When playing Pokémon Unite, TiMi Studio Group and The Pokemon Company’s new joint collab MOBA, there’s a moment when the tide of battle becomes intense.
The air shifts as the 10-minute match nears its end. Zapdos spawns in the central pit, and everything changes as players brace for a final fight with no guaranteed path to victory. All they can do is dodge, position themselves strategically, and hope for the best. The fight is tough, and frankly, unfair — all because of one electrically-charged chicken and its overpowered buff.
Every player that slays Zapdos instantly receives a hefty amount of points, can pass through all defenses, and instantly dunks on any net. It changes the rival team dynamic from equal opponents to ants trembling in fear while humans make a mad dash and sink a bunch of ridiculous trick shots. Powerful buffs in MOBA late-games are common. However, the lack of a reliable execute option along with Zapdos’ extreme power boost means every match of Pokémon Unite revolves around one game-changing, erratic bird buff. I love the excitement and pressure that surrounds those vital moments, but more often than not, it ends up feeling frustratingly unpredictable and conflicts with the competitive nature of Pokémon Unite.
One of Pokémon Unite‘s biggest strengths is how short the matches are. It achieves this by setting a strict time limit of 10 minutes, which goes by quickly, especially when compared to the 40-60 minutes that other popular MOBAs like League of Legends or Dota 2 demand. Unite makes its short matches work with a bite-sized 5v5 battle arena, and dedicates the closing minutes to chaotic team fights.
During the last two minutes, battles almost exclusively revolve around the Zapdos pit, because if you kill Zapdos and get the buff, you can catch up from basically any deficit, and secure a sizable victory. Normally you have to hold down “X” for a few seconds to score points in Unite, but the Zapdos buff completely throws that concept away, allowing you to instantly dunk at an opponent’s net. Points are also doubled during the last couple of minutes, and if you have instant scoring it ends up making the first eight minutes of the match almost irrelevant. I’m a fan of the sudden ramp up in intensity that the last minutes offer through Zapdos, but it’s ridiculous that there’s no way to properly secure that buff. It’s such a powerful advantage, and while I don’t think it should be nerfed, currently it feels way too random.

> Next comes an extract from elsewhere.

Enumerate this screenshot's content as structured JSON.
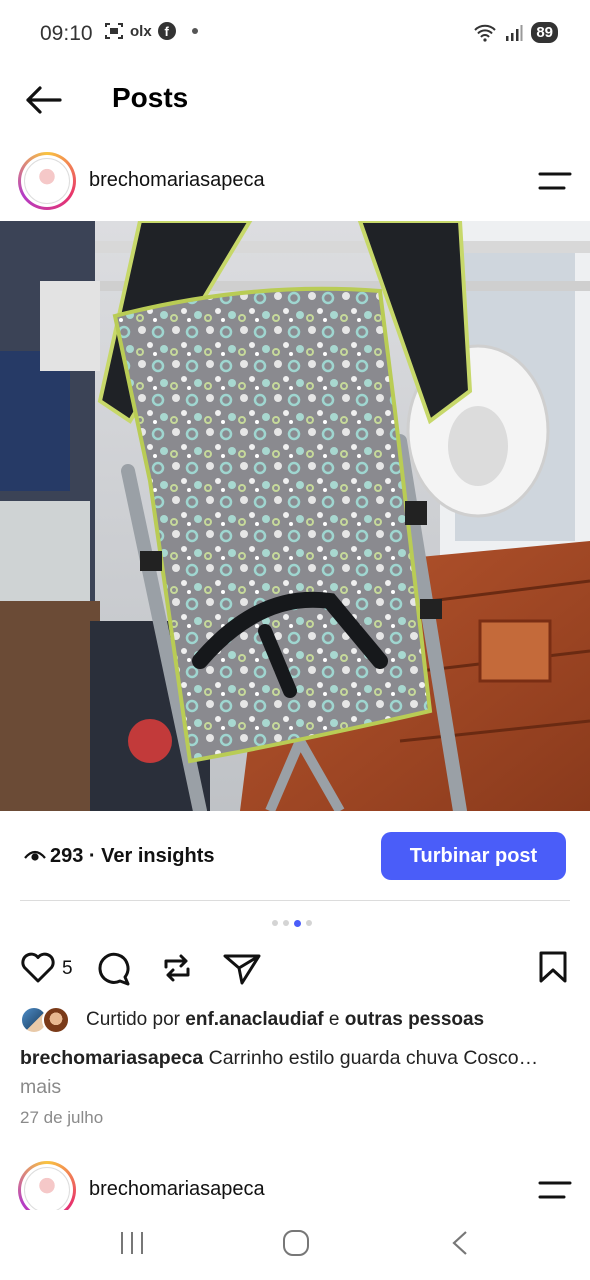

For example, six minutes into a ranked match with some friends, we were getting absolutely rocked by the enemy Snorlax. We had 7 points and they had around 100. They have us locked down, and we’re scared to farm wild Pokémon without getting completely bursted. We decide to play it safe until Zapdos spawns, and then strike when our enemies’ health is halved. It’s a blur of a fight, but our Zeraora does a lightning-fast teleport into the pit, steals the buff, and yells “RUN, GO DUNK!!!” as we scatter through the bushes, each targeting a different net. It’s a buzzer beater, but we all end up slamming with our boosts. The match ends and we win, with a closing score of 903 to 117. We went from absolute underdogs to superstars in the span of 15 seconds, and that’s not a unique case. This happens regularly in Pokémon Unite.
At the end of every game you can find players flailing in an uncoordinated manner around the Zapdos pit, praying their auto attacks or stray abilities land the last hit on Zapdos to get the buff. Pokémon Unite would be more balanced if there was a smite system like in League of Legends, where the jungler could use an active ability to do damage to neutral creeps. The closest item to that effect is the battle item Fluffy Tail, which leaves wild Pokémon stunned and increases the holder’s damage against them, but crucially does not deal any true damage.
Pokémon Unite hasn’t even been out for a week, and it’s already proven itself to be a pleasantly surprising MOBA. Matches are short and explosive, especially during the last moments. It’s novel to see a fresh, condensed battle arena that beginners can pick up and learn the genre through. There are, however, some glaring issues with Pokémon Unite, including the pay-to-win aspects, not being able to see your score until the end, and the absolute mayhem that surrounds Zapdos. Yesterday the official Pokémon Unite Twitter posted a survey asking for players’ feedback for future patches, so hopefully we’ll see some changes soon.
[Disclaimer: Fanbyte is owned by Tencent, which also co-developed Pokemon Unite. Though the company has no editorial oversight with Fanbyte Media. Nor have any of its representatives had direct contact with this writer.]